Task details – Please report every line in the entries that contains the string "bloqueo".

─── Excerpted records ───

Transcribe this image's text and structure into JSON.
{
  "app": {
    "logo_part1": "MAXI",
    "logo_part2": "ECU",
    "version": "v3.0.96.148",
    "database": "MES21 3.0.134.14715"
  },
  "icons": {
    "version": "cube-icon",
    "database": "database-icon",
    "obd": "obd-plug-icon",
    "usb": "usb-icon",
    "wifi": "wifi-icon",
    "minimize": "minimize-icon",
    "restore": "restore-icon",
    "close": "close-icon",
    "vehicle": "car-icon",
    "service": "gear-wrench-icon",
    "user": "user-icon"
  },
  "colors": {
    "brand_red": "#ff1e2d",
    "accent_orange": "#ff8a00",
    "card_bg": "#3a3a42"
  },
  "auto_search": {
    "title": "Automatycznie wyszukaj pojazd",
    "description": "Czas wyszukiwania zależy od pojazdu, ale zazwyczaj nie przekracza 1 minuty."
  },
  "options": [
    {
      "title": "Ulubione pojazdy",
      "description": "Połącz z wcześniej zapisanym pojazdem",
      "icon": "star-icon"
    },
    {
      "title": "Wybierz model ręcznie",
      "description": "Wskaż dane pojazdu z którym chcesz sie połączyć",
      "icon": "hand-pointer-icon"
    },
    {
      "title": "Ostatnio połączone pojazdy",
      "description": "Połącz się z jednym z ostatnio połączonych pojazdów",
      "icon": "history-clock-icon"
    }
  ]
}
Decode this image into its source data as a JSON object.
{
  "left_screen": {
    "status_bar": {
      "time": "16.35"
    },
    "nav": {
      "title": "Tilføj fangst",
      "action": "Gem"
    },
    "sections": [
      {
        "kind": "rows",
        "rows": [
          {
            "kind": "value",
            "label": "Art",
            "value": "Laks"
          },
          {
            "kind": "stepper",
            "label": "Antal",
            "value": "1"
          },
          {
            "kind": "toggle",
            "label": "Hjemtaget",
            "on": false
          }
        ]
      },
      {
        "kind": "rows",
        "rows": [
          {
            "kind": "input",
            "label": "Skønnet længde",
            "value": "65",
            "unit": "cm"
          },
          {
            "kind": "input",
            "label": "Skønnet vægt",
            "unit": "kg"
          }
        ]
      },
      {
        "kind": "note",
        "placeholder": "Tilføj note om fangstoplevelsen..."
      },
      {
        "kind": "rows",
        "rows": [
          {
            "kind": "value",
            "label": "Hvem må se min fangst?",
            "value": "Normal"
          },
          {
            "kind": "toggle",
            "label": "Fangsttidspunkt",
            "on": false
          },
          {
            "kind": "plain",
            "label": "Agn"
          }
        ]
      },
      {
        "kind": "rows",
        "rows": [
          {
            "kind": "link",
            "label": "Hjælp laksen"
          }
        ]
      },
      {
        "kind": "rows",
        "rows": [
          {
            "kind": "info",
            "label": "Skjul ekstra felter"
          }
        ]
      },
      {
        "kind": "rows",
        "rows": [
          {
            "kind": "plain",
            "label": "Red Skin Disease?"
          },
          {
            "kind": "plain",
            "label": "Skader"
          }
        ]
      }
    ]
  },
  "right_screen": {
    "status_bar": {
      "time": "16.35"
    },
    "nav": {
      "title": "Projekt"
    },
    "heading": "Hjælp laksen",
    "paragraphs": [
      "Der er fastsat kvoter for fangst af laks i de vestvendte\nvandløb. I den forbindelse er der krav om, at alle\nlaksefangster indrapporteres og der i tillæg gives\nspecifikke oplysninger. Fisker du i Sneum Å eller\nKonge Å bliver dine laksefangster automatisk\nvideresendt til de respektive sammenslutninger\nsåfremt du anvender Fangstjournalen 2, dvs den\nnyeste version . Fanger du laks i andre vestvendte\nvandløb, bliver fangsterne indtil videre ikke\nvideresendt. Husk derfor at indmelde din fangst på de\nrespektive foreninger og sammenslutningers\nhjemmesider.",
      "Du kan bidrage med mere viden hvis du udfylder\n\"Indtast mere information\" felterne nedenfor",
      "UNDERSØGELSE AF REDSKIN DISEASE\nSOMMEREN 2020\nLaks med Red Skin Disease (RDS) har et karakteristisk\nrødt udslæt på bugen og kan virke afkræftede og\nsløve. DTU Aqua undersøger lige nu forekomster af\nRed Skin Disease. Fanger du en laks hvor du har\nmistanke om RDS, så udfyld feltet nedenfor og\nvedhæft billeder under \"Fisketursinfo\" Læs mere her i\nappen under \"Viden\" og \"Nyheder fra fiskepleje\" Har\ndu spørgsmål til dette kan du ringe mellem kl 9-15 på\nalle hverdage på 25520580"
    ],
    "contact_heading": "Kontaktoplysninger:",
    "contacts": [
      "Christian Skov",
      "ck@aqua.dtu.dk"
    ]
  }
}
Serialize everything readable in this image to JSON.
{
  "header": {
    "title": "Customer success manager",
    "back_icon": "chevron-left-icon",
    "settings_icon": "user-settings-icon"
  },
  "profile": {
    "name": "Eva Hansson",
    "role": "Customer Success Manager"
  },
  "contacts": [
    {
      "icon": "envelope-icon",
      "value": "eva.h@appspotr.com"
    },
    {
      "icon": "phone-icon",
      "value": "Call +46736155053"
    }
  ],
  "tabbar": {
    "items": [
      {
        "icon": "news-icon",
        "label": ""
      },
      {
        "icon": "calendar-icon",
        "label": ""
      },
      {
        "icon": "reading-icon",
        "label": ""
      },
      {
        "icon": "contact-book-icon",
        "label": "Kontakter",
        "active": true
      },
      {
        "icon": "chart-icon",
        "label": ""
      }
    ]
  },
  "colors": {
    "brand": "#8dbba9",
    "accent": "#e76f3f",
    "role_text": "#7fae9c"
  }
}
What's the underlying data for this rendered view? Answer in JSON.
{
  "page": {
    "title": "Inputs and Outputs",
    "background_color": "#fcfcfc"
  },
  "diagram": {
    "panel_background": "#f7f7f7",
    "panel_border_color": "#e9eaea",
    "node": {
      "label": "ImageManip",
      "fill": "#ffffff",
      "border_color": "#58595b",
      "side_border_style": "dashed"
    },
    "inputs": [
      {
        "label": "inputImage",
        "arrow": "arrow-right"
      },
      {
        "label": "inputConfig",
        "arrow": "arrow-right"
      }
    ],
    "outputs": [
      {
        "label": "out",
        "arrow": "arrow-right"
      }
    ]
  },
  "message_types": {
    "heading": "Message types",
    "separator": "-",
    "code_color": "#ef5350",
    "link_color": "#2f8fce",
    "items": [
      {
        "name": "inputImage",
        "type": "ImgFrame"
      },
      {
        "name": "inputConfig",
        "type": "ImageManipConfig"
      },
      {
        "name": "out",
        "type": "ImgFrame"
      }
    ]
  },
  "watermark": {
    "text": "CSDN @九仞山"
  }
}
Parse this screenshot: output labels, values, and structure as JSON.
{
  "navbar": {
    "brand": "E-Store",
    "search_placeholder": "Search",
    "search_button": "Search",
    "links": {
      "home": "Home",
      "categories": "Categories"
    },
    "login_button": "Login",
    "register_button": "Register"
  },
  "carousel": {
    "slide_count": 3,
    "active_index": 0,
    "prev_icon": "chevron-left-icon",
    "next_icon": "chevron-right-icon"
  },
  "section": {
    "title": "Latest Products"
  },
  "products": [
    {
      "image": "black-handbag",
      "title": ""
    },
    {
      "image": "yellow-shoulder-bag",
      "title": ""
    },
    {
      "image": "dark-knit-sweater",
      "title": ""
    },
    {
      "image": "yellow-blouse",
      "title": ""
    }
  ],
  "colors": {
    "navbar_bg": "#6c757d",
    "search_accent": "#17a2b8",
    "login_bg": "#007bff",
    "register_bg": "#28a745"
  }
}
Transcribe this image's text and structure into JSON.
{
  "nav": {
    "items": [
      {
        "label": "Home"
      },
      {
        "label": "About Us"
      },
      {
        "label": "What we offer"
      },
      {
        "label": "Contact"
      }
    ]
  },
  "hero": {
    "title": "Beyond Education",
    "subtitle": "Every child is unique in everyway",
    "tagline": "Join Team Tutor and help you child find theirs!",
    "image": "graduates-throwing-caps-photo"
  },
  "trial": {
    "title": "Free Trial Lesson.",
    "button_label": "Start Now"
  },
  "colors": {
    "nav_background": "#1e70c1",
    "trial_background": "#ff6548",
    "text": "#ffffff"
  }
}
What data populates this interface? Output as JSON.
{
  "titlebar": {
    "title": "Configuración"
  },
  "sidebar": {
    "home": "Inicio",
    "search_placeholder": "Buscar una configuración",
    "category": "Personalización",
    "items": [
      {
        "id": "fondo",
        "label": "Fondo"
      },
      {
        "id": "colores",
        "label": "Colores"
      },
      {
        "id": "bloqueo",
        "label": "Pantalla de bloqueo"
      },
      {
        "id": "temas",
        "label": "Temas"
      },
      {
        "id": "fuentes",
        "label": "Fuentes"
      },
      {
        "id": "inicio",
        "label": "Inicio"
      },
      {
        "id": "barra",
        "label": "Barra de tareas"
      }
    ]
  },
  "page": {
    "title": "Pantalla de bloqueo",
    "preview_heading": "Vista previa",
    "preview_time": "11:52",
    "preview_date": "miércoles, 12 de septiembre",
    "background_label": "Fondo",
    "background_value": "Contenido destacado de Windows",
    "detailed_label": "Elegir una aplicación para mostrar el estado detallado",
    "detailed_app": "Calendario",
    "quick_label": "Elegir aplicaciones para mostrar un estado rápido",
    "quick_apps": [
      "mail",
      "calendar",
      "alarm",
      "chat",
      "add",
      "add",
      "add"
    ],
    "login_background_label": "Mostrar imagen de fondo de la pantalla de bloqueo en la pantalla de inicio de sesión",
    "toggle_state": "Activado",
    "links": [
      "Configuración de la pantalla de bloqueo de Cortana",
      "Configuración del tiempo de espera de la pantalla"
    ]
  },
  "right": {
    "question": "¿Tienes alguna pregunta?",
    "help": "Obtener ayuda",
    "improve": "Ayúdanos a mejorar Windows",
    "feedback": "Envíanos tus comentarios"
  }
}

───

Output for this exercise –
        "id": "bloqueo",
        "label": "Pantalla de bloqueo"
    "title": "Pantalla de bloqueo",
    "login_background_label": "Mostrar imagen de fondo de la pantalla de bloqueo en la pantalla de inicio de sesión",
      "Configuración de la pantalla de bloqueo de Cortana",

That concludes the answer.